Saanich school district strike reaches fifth day

Local News

Nearly 8 000 students away from class for whole week in 14 schools across Saanich

Photo via CUPE 441 Saanich School District Employees on Facebook

Across Saanich, 14 schools have closed their doors this week due to an ongoing labour dispute between the Saanich School District and the Canadian Union of Public Employees (CUPE) 441, the union representing over 500 teachers in addition to support and custodial workers. 

Nearly 8 000 students have been away from classes since Oct. 28, with wage parity cited by the union as one of the main issues for the strike — particularly for instructors with the same position in various school districts in the Capital Region District. 

For example, the union said in a Times Colonist article published earlier this week, an education assistant in Saanich — School District 63 — is paid $21.61 per hour under the previous agreement with the Saanich School District while a similar worker in School District 62 in Sooke is paid $25.28 per hour. 

After seven months at the bargaining table, the union gave a 72-hour strike notice on Oct. 23 and began striking Monday. 

“We have let the employer know that we are available around the clock to sit down and come to a settlement,” said CUPE 441 President Dean Coates in a statement published on CUPE 431’s webpage. “We are disappointed to be on strike, but we need to gain fairness for our members.”

The Saanich School District has insisted on addressing the wage disparity issue through a provincial bargaining mandate, the Provincial Framework Agreement

“Wage disparity is also an issue that affects many school districts across the Province in addition to Saanich, and therefore requires a provincial-level approach. Determining the degree of wage disparity is complicated by variation in job descriptions (duties and responsibilities) from district to district,” reads a press release. “For example, while it is known that wages vary for similar positions in other school districts, it has not yet been established to what degree the job duties and responsibilities vary.”. 

Specifically, the district cites clause seven — a rule that ensures the employer that bargaining issues are handled fairly and consistently throughout the province through a Job Evaluation (JE) committee. 

The roles of the JE committee, as outlined in the document, include identifying the job hierarchy for local job descriptions for all school districts and comparing the local job hierarchy to the set-benchmark hierarchy. 

The job action also comes in the wake of recent tension between CUPE and the University of Victoria bargaining team. 

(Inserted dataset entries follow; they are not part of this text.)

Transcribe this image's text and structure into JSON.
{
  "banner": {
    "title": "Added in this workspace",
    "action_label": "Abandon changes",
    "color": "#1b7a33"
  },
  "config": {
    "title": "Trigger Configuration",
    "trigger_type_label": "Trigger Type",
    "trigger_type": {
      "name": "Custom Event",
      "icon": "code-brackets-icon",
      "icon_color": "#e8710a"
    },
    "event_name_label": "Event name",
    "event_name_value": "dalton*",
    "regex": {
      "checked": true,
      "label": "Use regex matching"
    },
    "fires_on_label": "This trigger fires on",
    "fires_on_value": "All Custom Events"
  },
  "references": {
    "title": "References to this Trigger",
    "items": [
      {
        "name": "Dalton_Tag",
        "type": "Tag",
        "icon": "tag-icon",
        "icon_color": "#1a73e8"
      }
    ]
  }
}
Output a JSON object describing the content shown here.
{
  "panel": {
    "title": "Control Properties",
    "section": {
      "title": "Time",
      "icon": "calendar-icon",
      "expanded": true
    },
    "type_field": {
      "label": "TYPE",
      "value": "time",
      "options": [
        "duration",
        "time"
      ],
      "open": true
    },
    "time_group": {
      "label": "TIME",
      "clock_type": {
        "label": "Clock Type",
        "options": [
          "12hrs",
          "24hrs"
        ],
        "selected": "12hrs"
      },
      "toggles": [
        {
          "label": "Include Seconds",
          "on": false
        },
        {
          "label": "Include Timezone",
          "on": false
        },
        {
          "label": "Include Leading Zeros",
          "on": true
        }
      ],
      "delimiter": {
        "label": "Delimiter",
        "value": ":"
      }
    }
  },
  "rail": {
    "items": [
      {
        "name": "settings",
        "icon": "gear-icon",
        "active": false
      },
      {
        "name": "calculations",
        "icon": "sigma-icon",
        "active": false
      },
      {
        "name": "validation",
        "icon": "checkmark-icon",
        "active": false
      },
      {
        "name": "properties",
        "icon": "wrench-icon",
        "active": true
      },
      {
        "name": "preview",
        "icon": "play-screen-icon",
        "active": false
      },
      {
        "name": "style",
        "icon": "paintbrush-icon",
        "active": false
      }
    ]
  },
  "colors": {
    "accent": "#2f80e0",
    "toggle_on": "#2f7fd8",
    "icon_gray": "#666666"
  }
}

In the summer, CUPE 4163 Component Three, a union overseeing about 800 continuing lecturers and sessional instructors, failed to reach an agreement after months of collective bargaining. There were fears on campus that the sessional instructors within CUPE 4163 — who perform roughly 60 per cent of the instruction at UVic — would strike and disrupt classes at the beginning of a new semester.

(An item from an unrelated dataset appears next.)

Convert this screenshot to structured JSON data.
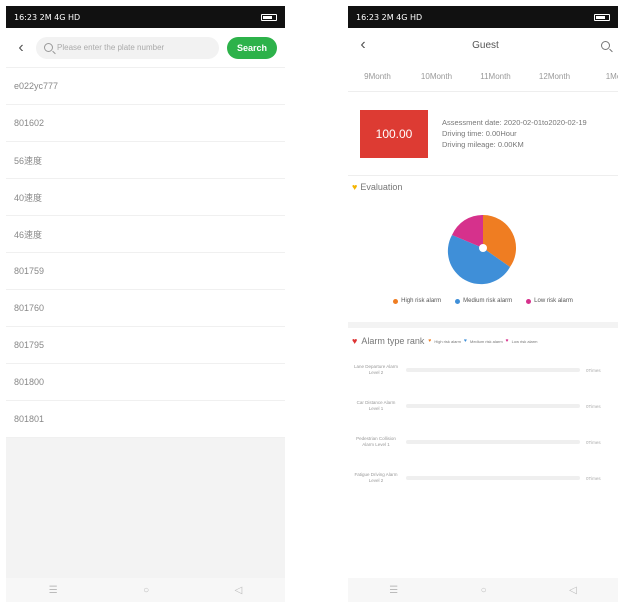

After talks broke down in the summer, Component Three launched a public campaign last month, running ads on BC Transit buses with advertisements that read “If we show you our faces, we could lose our jobs.” 

Similarly to CUPE 441, the two sides were deadlocked on wage issues. However, classes weren’t disrupted, and after months of collective bargaining the union reached an agreement with the university following two days of mediation. 

The Saanich school district wrote on their website they are in daily conversation with the Ministry of Education, but maintain the only way to resolve the dispute is for the parties to talk at the bargaining table and work under the provincial mandate. 

“We understand how frustrating this is for parents and kids and we want to work successfully with both parties,” said B.C.’s education minister, Rob Fleming in an interview with CTV News Vancouver Island.

“We have settled 53 agreements with support staff unions across B.C., so there is stability and certainty for kids in almost every school district around British Columbia.” 

On Wednesday, CUPE 441 received support from the Greater Victoria Teachers’ Association, and late Thursday night confirmed that schools in Saanich would be closed on Friday.